Woody says at the beginning “It doesn’t matter who Andy plays with the most, so long as we’re all here for him when he needs us.” Which is easy for him to say when he’s Andy’s “primary” toy. With the inevitable arrival of Buzz, Woody loses his status as Andy’s favourite. He loses his sense of ‘specialness’ when Andy is playing more with his new toy.

For all his speeches about being “there for Andy,” he acts selfishly because of our favourite foe: Jealousy.Woody’s jealousy gets the best of him when he tries to get Buzz out of the picture.

The rest of the movie, he tries to redeem himself by rescuing Buzz and restoring him to Andy’s toy collection. Eventually, Woody’s love for Andy allows him to see Buzz’s value: Buzz makes Andy happy. We the audience also see Andy’s side. Sure he takes Woody for granted, but when he can’t find his oldest and dearest toy, he’s distraught. Andy is able to love more than one toy.
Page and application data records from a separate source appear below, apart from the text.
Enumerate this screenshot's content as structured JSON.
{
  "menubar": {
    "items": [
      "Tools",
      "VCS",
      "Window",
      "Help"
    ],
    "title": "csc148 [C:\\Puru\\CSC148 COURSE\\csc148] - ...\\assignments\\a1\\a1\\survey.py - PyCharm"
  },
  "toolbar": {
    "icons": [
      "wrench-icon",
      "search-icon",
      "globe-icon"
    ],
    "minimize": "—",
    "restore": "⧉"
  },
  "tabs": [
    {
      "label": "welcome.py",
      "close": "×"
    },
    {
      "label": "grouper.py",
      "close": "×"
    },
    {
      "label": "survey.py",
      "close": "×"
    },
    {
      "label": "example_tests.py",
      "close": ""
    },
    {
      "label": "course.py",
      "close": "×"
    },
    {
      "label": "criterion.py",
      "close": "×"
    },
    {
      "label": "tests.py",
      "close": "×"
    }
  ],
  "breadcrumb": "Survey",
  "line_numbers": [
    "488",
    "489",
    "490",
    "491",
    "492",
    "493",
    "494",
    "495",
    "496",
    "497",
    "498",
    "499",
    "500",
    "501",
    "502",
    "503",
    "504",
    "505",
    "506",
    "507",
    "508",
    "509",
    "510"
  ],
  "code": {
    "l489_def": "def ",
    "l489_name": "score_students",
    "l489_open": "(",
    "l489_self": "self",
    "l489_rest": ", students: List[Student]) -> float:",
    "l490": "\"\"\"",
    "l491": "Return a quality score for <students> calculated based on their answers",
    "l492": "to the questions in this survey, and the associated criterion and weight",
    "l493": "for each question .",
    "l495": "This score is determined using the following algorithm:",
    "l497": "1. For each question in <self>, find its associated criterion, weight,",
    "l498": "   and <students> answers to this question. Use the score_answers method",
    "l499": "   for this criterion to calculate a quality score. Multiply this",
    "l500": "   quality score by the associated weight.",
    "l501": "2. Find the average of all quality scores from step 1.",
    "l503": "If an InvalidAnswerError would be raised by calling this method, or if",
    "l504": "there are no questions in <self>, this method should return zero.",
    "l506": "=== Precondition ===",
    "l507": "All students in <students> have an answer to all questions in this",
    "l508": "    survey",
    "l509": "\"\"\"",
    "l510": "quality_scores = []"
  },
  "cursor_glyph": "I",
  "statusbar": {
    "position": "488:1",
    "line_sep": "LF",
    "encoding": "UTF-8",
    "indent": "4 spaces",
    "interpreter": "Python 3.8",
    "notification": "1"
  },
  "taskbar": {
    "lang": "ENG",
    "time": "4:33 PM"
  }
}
By the time we get to the end of Toy Story 3, we see that Andy too is able, finally to share his treasured toys with someone he feels he can trust.

Next time you are having trouble explaining how jealousy works in a polyamorous relationship, just turn to our good friends at Pixar.